Organizing concepts are the building blocks of academic disciplines. They are the organizing structures that were missing from most of my high school courses and part of the reason what I learned did not always travel with me.

With the goal of students building on and evolving their knowledge over the course of their lifetimes, EPS’s new ninth-grade humanities courses are organized around six core concepts.

Coursework (similar to the approach to the Middle School Big Questions and Biology as a first science experience) starts with an examination of contemporary topics, geographies, events, and novels that are relevant to students’ lives. Students choose from courses focused on Boundaries and Connections during the fall term, human Migration and Exchange in the winter term, and the Origins of human narratives and Authority in the spring term.

Throughout each course these central concepts are applied to multiple historical contexts and literary works, helping students build enduring conceptual understandings around how human societies emerged, proliferated, and evolved to current levels of complexity.

The new ninth-grade humanities courses ask students to engage with and understand complexity while participating in a narrative that aims toward a better world.

In the tenth-grade year, students boomerang or build back toward the present in course options focused, first, on ninetieth- and twentieth-century European literature and history in the fall term, and later, on twentieth- and twenty-first-century literature and history in Latin America, Africa, the Middle East, or Asia in the winter and spring terms.


Entering this new part of the program, ninth graders continuing from the EPS Middle School and those new to EPS, establish foundational skills and build capacity to do independent research during their Upper School and college careers.

Along with developing concepts and building context, they continue to hone tools of analysis and develop the technical skills needed to do formal research in the humanities—annotating, note-taking, citing sources, and dialoguing about content—all essential to preparation for college and beyond.


Human history and narratives have increased in complexity over time, as have the problems that humans encounter, create, and need to solve.
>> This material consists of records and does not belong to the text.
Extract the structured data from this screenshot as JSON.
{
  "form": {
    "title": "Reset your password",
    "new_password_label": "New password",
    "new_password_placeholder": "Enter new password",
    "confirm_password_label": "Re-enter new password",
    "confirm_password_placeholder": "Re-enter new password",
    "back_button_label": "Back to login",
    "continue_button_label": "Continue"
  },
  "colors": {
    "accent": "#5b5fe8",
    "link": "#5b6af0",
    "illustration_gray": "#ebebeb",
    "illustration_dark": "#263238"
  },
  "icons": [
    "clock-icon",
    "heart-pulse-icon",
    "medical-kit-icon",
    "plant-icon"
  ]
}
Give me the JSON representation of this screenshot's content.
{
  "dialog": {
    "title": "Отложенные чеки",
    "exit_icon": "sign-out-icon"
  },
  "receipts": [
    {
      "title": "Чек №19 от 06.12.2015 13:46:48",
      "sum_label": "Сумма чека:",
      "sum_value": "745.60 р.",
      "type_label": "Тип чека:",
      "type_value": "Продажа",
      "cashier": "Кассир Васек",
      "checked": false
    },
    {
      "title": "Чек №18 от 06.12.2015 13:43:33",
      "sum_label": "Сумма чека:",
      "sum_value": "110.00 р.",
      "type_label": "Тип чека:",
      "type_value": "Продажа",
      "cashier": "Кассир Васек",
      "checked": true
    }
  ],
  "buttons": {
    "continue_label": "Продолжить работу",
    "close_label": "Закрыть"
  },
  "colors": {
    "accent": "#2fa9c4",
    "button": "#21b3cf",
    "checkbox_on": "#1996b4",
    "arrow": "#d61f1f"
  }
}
Most high school humanities curricula celebrate the beauty of human narratives in English classes and the downfalls of humanity in the context of conflicts and injustices. Rarely are these disciplines connected, partially due to history classes emphasizing a negative narrative of human development.

Mapping to the EPS vision statement, “Inspire students to create a better world,” the new ninth-grade humanities courses ask students to engage with and understand complexity while at the same time participating in a narrative that aims toward a better world—a world not so easily divided into different parts; a whole and integrated world.

The new ninth-grade orientation also offers new opportunities to draw connections to the ninth-grade Biology course. Whether making analogies between the cellular and political systems or pursuing questions of medical and biological ethics in the contemporary world, students will do so in the context of strong interpersonal experiences or performances, application of complex concepts, and understanding the contemporary context in which they are living.


1. Self-reflective
⇾ Acknowledging each student’s self in relation to the content

2. Concept and Context-driven
⇾ Framing human experience through seminal historical events and efforts of individuals
⇾Capturing the human experience through canonical and contemporary works of literature

3. Data-anchored
⇾ Using data to make distinctions between the way the world used to be and the way the world is, and predictions about the way the world will be

4. Interdisciplinary
⇾ Employing the methodologies and frameworks of multiple academic disciplines
• Social Sciences, Literature, Philosophy, Historiography, Economics, Technological and Scientific Progress

5. Solution-focused
⇾ Investigating past and enduring world problems and solutions/lack of solutions to those problems

6. Human-centered and Progress-oriented
⇾ Making clear connections between past and contemporary problems and their solutions